TASK INSTRUCTIONS:
Repeat the following entries verbatim, apart from the pictures.

INFORMATION GIVEN:
****

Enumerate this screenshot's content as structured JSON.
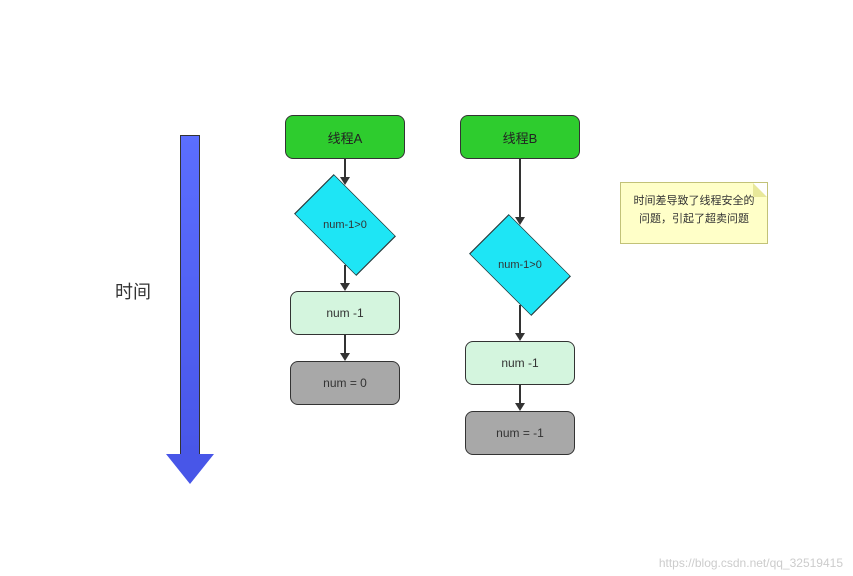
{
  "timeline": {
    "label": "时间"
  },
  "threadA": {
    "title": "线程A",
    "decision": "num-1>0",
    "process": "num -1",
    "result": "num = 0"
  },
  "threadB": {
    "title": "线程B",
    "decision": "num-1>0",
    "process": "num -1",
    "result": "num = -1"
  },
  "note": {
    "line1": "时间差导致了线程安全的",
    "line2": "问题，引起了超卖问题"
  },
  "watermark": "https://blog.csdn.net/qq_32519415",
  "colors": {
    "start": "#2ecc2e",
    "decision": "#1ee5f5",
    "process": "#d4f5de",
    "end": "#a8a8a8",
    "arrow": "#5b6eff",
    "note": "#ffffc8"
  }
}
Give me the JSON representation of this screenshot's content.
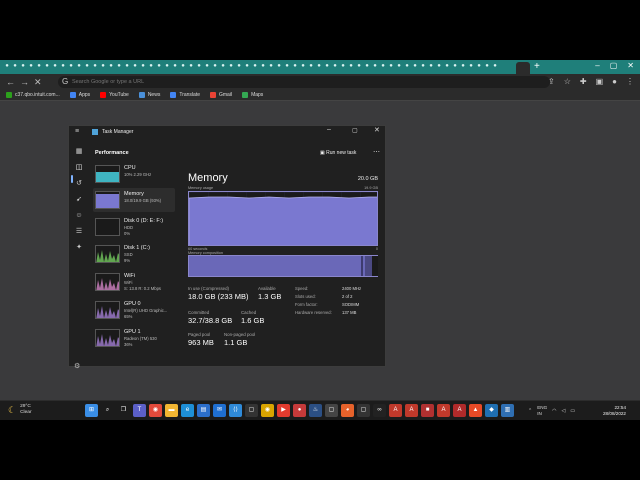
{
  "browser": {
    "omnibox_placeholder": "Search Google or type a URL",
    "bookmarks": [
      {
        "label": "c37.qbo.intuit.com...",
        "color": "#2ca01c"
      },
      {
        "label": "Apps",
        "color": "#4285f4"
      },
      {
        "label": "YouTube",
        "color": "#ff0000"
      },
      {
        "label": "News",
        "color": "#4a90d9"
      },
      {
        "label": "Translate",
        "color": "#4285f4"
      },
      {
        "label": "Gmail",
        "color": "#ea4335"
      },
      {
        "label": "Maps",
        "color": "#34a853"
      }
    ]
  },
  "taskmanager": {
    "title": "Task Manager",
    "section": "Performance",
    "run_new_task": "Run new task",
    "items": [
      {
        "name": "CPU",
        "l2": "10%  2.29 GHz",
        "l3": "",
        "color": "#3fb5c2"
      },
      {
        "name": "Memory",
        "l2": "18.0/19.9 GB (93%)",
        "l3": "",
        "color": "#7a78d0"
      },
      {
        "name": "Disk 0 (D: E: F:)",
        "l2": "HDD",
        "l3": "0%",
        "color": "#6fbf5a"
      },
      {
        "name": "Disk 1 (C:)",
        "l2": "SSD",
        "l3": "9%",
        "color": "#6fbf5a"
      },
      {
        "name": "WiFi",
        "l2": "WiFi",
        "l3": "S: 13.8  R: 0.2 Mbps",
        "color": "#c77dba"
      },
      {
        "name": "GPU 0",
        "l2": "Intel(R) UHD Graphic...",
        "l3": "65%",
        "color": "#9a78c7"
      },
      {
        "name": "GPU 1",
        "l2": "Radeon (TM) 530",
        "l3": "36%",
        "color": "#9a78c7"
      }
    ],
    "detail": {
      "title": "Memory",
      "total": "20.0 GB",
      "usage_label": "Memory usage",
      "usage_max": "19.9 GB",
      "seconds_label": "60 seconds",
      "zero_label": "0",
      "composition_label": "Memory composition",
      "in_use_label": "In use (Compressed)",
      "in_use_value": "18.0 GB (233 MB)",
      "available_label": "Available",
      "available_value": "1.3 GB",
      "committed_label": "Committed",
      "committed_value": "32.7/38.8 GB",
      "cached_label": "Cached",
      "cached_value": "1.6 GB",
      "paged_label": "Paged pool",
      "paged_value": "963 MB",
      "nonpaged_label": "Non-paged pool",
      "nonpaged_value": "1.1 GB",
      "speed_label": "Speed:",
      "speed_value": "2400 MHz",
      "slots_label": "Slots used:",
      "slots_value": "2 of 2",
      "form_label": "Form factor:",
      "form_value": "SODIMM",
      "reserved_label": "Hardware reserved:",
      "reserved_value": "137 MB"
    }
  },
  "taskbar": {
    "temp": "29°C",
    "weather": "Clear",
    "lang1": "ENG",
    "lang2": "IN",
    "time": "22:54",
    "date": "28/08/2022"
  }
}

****

TASK RESULT:
Enumerate this screenshot's content as structured JSON.
{
  "timeline": {
    "label": "时间"
  },
  "threadA": {
    "title": "线程A",
    "decision": "num-1>0",
    "process": "num -1",
    "result": "num = 0"
  },
  "threadB": {
    "title": "线程B",
    "decision": "num-1>0",
    "process": "num -1",
    "result": "num = -1"
  },
  "note": {
    "line1": "时间差导致了线程安全的",
    "line2": "问题，引起了超卖问题"
  },
  "watermark": "https://blog.csdn.net/qq_32519415",
  "colors": {
    "start": "#2ecc2e",
    "decision": "#1ee5f5",
    "process": "#d4f5de",
    "end": "#a8a8a8",
    "arrow": "#5b6eff",
    "note": "#ffffc8"
  }
}
Give me the JSON representation of this screenshot's content.
{
  "browser": {
    "omnibox_placeholder": "Search Google or type a URL",
    "bookmarks": [
      {
        "label": "c37.qbo.intuit.com...",
        "color": "#2ca01c"
      },
      {
        "label": "Apps",
        "color": "#4285f4"
      },
      {
        "label": "YouTube",
        "color": "#ff0000"
      },
      {
        "label": "News",
        "color": "#4a90d9"
      },
      {
        "label": "Translate",
        "color": "#4285f4"
      },
      {
        "label": "Gmail",
        "color": "#ea4335"
      },
      {
        "label": "Maps",
        "color": "#34a853"
      }
    ]
  },
  "taskmanager": {
    "title": "Task Manager",
    "section": "Performance",
    "run_new_task": "Run new task",
    "items": [
      {
        "name": "CPU",
        "l2": "10%  2.29 GHz",
        "l3": "",
        "color": "#3fb5c2"
      },
      {
        "name": "Memory",
        "l2": "18.0/19.9 GB (93%)",
        "l3": "",
        "color": "#7a78d0"
      },
      {
        "name": "Disk 0 (D: E: F:)",
        "l2": "HDD",
        "l3": "0%",
        "color": "#6fbf5a"
      },
      {
        "name": "Disk 1 (C:)",
        "l2": "SSD",
        "l3": "9%",
        "color": "#6fbf5a"
      },
      {
        "name": "WiFi",
        "l2": "WiFi",
        "l3": "S: 13.8  R: 0.2 Mbps",
        "color": "#c77dba"
      },
      {
        "name": "GPU 0",
        "l2": "Intel(R) UHD Graphic...",
        "l3": "65%",
        "color": "#9a78c7"
      },
      {
        "name": "GPU 1",
        "l2": "Radeon (TM) 530",
        "l3": "36%",
        "color": "#9a78c7"
      }
    ],
    "detail": {
      "title": "Memory",
      "total": "20.0 GB",
      "usage_label": "Memory usage",
      "usage_max": "19.9 GB",
      "seconds_label": "60 seconds",
      "zero_label": "0",
      "composition_label": "Memory composition",
      "in_use_label": "In use (Compressed)",
      "in_use_value": "18.0 GB (233 MB)",
      "available_label": "Available",
      "available_value": "1.3 GB",
      "committed_label": "Committed",
      "committed_value": "32.7/38.8 GB",
      "cached_label": "Cached",
      "cached_value": "1.6 GB",
      "paged_label": "Paged pool",
      "paged_value": "963 MB",
      "nonpaged_label": "Non-paged pool",
      "nonpaged_value": "1.1 GB",
      "speed_label": "Speed:",
      "speed_value": "2400 MHz",
      "slots_label": "Slots used:",
      "slots_value": "2 of 2",
      "form_label": "Form factor:",
      "form_value": "SODIMM",
      "reserved_label": "Hardware reserved:",
      "reserved_value": "137 MB"
    }
  },
  "taskbar": {
    "temp": "29°C",
    "weather": "Clear",
    "lang1": "ENG",
    "lang2": "IN",
    "time": "22:54",
    "date": "28/08/2022"
  }
}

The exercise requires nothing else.